More than 25 people to sue over circulation of images taken at Dublin Garda station

Contractor working in Kilmainham allegedly circulated images of Garda bulletin board

Claimants say they were described on the Garda bulletin boards as being active criminals.

Claimants say they were described on the Garda bulletin boards as being active criminals.

 

More than 25 people intend to sue over the circulation on social media of images containing their names and photographs on a Garda notice board.

The actions arise out of claims that a person, believed to be a contractor employed by the Garda, was permitted access to a room in Kilmainham Garda station in March 2019 which contained briefing bulletins.

It is claimed one bulletin displayed various details, including photographs of their faces, names and addresses.

They claim they were described on the bulletin boards as being active criminals from Ballyfermot/Labre Park or criminals from Kilmainham and Inchicore.

They claim they have either no convictions or very minor ones, meaning that they could not be described as criminals or active criminals.

Some of the applicants were in their late teens when the images were circulated.

They also claim they were photographed alongside multiple notorious criminals involved in murderous feuding, an Islamic extremist, and a convicted sex offender.

It is claimed the contractor took pictures of the bulletin boards and circulated the photographs on a Whatsapp group and online.

As a result, the 25 people intend to bring proceedings, including alleging defamation, breach of privacy and breach of the Data Protection Act, against the Garda Commissioner and the contractor.

Applications in respect of their intended claims came before Ms Justice Leonie Reynolds at the High Court on Friday.

Following an application by Mark Lynam BL, for more than 20 of the applicants, the judge made an order requiring the Commissioner provide them with the name and address of the person who photographed the bulletin boards at Kilmainham Garda station in March 2019.

On consent

The order was made on consent by the Commissioner, represented by Conor Power SC, and includes an undertaking by the applicants not to use the contractor’s details other than to pursue their claims.

The order was sought to allow the applicants bring their actions against the contractor.

It was claimed his name and address had been in the possession of the Commissioner but, despite several requests for those details, the Commissioner failed to provide them.

An order was made last year directing the Commissioner to provide another person suing over the circulation of the photographs with the contractor’s details and it was hoped the Commissioner would co-operate in respect of the other persons who wish to bring proceedings.

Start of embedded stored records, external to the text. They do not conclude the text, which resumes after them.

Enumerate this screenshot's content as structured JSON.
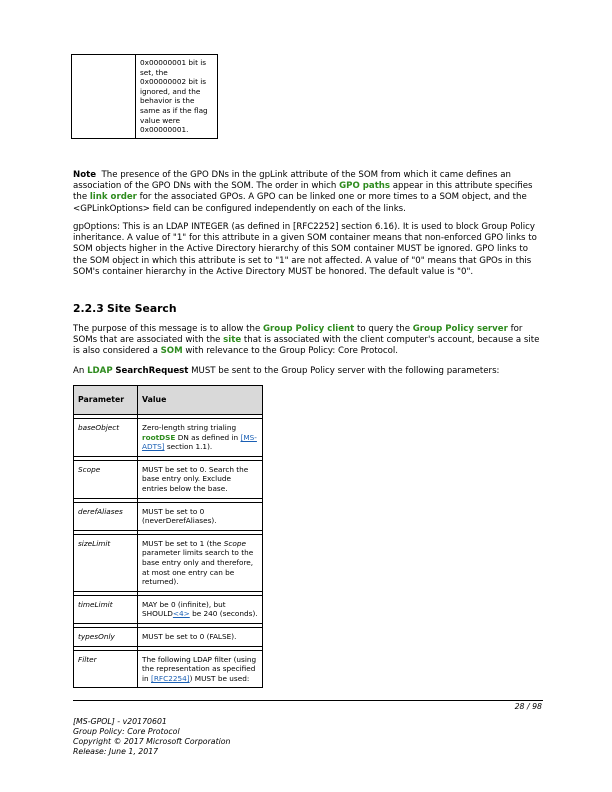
{
  "continuation_table": {
    "cell_text": "0x00000001 bit is set, the 0x00000002 bit is ignored, and the behavior is the same as if the flag value were 0x00000001."
  },
  "note": {
    "label": "Note",
    "t1": "The presence of the GPO DNs in the gpLink attribute of the SOM from which it came defines an association of the GPO DNs with the SOM. The order in which ",
    "k1": "GPO paths",
    "t2": " appear in this attribute specifies the ",
    "k2": "link order",
    "t3": " for the associated GPOs. A GPO can be linked one or more times to a SOM object, and the <GPLinkOptions> field can be configured independently on each of the links."
  },
  "gpoptions": {
    "text": "gpOptions: This is an LDAP INTEGER (as defined in [RFC2252] section 6.16). It is used to block Group Policy inheritance. A value of \"1\" for this attribute in a given SOM container means that non-enforced GPO links to SOM objects higher in the Active Directory hierarchy of this SOM container MUST be ignored. GPO links to the SOM object in which this attribute is set to \"1\" are not affected. A value of \"0\" means that GPOs in this SOM's container hierarchy in the Active Directory MUST be honored. The default value is \"0\"."
  },
  "section": {
    "number": "2.2.3",
    "title": "Site Search"
  },
  "purpose": {
    "t1": "The purpose of this message is to allow the ",
    "k1": "Group Policy client",
    "t2": " to query the ",
    "k2": "Group Policy server",
    "t3": " for SOMs that are associated with the ",
    "k3": "site",
    "t4": " that is associated with the client computer's account, because a site is also considered a ",
    "k4": "SOM",
    "t5": " with relevance to the Group Policy: Core Protocol."
  },
  "ldap": {
    "k1": "LDAP",
    "t0": "An ",
    "b1": "SearchRequest",
    "t1": " MUST be sent to the Group Policy server with the following parameters:"
  },
  "params_table": {
    "header": {
      "parameter": "Parameter",
      "value": "Value"
    },
    "rows": [
      {
        "name": "baseObject",
        "v1": "Zero-length string trialing ",
        "v2": "rootDSE",
        "v3": " DN as defined in ",
        "v4": "[MS-ADTS]",
        "v5": " section 1.1)."
      },
      {
        "name": "Scope",
        "value": "MUST be set to 0. Search the base entry only. Exclude entries below the base."
      },
      {
        "name": "derefAliases",
        "value": "MUST be set to 0 (neverDerefAliases)."
      },
      {
        "name": "sizeLimit",
        "v1": "MUST be set to 1 (the ",
        "v2": "Scope",
        "v3": " parameter limits search to the base entry only and therefore, at most one entry can be returned)."
      },
      {
        "name": "timeLimit",
        "v1": "MAY be 0 (infinite), but SHOULD",
        "v2": "<4>",
        "v3": " be 240 (seconds)."
      },
      {
        "name": "typesOnly",
        "value": "MUST be set to 0 (FALSE)."
      },
      {
        "name": "Filter",
        "v1": "The following LDAP filter (using the representation as specified in ",
        "v2": "[RFC2254]",
        "v3": ") MUST be used:"
      }
    ]
  },
  "footer": {
    "page": "28 / 98",
    "line1": "[MS-GPOL] - v20170601",
    "line2": "Group Policy: Core Protocol",
    "line3": "Copyright © 2017 Microsoft Corporation",
    "line4": "Release: June 1, 2017"
  },
  "colors": {
    "keyword_green": "#2e8b1e",
    "link_blue": "#1a5fb4",
    "header_gray": "#d9d9d9"
  }
}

When that did not happen, the other intended litigants had no option but to seek an order aimed at compelling the Commissioner to provide them with the contractor’s details.

There was a high degree of urgency in the matter as applicants suing for defamation need to bring their claims within 12 months of the pictures being published, Mr Lynam submitted.

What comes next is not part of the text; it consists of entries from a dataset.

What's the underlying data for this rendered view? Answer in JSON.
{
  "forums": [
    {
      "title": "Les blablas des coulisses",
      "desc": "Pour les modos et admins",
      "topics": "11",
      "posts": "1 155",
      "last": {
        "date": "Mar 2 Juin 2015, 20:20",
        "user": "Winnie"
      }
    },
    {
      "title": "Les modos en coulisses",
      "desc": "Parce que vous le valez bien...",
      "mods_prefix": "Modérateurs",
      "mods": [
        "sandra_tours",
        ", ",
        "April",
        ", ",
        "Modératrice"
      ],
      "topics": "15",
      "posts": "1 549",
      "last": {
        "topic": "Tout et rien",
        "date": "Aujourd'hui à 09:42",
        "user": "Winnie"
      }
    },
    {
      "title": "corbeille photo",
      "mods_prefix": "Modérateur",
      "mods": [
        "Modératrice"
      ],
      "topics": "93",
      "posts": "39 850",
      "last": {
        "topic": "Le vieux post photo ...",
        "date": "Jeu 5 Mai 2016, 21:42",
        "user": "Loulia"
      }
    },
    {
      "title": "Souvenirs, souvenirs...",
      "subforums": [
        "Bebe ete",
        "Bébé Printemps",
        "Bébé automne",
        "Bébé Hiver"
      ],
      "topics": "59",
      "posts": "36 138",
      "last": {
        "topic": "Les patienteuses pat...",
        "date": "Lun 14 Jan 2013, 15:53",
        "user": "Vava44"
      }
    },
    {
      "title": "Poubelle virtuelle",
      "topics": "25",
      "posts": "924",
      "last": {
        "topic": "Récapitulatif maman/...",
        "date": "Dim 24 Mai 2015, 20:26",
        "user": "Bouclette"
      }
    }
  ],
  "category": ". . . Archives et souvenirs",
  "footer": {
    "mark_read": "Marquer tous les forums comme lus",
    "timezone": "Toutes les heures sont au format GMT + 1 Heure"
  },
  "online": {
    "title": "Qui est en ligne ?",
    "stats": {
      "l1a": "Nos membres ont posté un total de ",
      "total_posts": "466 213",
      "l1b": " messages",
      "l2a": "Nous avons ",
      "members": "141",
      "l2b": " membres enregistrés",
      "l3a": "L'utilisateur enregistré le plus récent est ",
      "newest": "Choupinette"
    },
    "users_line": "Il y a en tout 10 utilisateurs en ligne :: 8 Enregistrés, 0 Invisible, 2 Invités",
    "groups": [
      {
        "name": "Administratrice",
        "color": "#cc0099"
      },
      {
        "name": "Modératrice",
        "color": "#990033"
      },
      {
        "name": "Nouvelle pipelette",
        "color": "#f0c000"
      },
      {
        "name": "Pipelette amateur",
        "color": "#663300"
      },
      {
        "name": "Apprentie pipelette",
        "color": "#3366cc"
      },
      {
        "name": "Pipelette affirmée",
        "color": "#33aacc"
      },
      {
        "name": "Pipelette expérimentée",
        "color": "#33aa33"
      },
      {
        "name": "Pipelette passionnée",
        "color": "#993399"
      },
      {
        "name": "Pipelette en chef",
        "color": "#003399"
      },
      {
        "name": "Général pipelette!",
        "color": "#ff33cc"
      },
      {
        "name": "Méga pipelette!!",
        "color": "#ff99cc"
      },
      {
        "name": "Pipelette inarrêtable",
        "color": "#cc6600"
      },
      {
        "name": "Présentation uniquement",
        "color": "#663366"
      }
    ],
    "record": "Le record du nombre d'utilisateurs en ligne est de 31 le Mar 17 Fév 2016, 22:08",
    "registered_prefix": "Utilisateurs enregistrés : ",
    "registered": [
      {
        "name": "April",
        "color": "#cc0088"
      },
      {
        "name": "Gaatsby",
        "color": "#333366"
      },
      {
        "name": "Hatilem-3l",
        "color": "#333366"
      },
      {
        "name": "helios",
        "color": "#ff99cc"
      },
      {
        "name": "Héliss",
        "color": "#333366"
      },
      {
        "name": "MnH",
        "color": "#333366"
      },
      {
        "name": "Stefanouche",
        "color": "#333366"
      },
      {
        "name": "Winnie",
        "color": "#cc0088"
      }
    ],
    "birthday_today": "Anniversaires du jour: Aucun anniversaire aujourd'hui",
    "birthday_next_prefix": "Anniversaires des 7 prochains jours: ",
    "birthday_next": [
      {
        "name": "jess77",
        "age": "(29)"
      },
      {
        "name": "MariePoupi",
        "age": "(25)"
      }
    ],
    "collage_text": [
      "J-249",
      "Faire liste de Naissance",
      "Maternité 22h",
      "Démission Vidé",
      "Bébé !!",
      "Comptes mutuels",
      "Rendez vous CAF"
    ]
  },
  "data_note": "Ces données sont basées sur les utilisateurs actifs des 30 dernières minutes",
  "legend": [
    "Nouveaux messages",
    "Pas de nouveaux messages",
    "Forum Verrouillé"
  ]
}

Earlier this week, the High Court granted the applicants permission to serve short notice of their application for such an order against the Commissioner.

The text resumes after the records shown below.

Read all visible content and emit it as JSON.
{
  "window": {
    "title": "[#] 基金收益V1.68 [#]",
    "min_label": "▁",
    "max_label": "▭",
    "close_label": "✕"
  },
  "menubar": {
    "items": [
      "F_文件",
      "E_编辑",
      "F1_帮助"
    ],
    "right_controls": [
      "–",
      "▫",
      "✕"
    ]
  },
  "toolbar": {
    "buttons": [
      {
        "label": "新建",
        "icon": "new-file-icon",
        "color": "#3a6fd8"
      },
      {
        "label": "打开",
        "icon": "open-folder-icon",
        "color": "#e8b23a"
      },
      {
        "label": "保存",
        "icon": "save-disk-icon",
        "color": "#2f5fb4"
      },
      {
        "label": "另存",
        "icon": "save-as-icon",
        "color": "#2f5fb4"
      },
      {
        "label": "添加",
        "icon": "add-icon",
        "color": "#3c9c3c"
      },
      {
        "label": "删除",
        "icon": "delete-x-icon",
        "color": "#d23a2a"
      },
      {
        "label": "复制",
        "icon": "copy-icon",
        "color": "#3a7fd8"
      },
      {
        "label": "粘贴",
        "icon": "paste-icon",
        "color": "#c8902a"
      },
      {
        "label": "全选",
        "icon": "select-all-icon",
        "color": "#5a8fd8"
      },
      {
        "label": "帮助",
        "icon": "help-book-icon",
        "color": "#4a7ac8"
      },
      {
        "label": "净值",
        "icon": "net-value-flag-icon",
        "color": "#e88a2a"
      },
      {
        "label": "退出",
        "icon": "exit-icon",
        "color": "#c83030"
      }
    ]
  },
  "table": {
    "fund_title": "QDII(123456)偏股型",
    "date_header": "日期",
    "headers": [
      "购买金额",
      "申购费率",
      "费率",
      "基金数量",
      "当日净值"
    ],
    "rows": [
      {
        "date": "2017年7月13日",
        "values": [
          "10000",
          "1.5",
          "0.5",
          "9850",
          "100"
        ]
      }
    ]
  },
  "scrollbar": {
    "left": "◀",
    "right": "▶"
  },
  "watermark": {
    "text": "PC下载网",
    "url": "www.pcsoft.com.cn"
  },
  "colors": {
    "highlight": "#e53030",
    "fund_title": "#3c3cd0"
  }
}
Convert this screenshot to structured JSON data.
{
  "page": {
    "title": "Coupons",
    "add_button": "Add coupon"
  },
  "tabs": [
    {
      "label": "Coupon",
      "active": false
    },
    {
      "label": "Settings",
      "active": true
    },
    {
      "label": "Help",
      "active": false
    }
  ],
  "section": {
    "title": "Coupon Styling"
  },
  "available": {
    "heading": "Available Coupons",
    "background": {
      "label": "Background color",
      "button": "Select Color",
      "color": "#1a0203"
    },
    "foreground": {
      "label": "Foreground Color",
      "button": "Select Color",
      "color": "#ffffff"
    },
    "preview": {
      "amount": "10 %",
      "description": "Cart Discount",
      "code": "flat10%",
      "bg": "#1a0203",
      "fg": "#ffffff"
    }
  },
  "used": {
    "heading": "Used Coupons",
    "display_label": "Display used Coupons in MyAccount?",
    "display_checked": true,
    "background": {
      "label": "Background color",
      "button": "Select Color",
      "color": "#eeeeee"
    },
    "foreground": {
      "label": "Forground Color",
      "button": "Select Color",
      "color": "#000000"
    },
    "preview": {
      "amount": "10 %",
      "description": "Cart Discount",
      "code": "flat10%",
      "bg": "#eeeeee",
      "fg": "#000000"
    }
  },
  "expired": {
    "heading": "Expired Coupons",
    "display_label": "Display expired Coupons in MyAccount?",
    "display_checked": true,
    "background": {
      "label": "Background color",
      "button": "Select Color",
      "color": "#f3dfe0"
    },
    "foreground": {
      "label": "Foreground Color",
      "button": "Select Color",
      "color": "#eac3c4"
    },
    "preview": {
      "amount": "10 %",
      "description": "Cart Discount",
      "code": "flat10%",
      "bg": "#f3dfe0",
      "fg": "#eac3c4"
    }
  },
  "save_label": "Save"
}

When the matter returned before Ms Justice Reynolds on Friday, she was told the matter had been resolved.